What you should do: Below are the records; collect from them each line containing the string "screenshot".

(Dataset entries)
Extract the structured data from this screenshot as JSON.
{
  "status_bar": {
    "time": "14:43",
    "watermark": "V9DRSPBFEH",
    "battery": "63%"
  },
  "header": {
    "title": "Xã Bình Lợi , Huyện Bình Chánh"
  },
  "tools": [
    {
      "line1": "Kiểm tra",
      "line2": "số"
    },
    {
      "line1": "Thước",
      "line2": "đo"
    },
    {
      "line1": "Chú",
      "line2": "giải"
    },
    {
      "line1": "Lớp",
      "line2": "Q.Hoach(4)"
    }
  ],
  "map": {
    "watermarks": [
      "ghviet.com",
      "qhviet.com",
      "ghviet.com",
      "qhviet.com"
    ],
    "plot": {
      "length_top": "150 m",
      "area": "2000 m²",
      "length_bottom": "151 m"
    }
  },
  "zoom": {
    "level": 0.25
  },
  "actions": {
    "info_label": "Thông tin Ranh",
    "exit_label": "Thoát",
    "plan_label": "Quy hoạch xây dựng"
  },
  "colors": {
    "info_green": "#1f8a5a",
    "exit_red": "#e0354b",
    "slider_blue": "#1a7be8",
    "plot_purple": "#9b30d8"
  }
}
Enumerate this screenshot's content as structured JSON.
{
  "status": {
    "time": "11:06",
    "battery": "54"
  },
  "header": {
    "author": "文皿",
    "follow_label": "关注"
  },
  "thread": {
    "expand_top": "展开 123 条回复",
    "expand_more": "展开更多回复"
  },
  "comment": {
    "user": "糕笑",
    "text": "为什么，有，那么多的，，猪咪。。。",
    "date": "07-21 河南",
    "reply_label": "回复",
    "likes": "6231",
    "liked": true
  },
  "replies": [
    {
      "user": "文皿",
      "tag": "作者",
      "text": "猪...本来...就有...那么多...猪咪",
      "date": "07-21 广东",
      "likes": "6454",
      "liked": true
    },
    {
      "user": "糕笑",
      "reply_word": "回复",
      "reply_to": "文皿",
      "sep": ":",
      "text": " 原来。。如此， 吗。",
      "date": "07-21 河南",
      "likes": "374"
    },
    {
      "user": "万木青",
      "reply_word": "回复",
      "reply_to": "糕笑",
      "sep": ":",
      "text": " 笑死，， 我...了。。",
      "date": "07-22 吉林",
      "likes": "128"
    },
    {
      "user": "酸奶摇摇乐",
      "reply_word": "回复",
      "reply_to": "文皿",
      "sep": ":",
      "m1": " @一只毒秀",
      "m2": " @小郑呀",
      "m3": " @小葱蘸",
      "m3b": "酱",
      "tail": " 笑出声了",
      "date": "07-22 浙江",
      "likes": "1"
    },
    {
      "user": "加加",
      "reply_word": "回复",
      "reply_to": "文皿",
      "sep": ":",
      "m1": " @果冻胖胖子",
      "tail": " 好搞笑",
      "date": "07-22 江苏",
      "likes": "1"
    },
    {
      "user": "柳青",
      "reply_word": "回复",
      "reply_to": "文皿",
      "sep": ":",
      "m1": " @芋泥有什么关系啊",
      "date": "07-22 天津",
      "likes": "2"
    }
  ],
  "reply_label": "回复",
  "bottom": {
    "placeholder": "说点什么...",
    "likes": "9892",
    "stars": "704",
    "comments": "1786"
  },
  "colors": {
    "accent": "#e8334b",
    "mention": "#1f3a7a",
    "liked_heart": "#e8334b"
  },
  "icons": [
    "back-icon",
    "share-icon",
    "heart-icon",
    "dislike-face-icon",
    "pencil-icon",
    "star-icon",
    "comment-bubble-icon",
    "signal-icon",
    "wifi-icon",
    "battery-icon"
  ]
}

Completed exercise:
Extract the structured data from this screenshot as JSON.
Enumerate this screenshot's content as structured JSON.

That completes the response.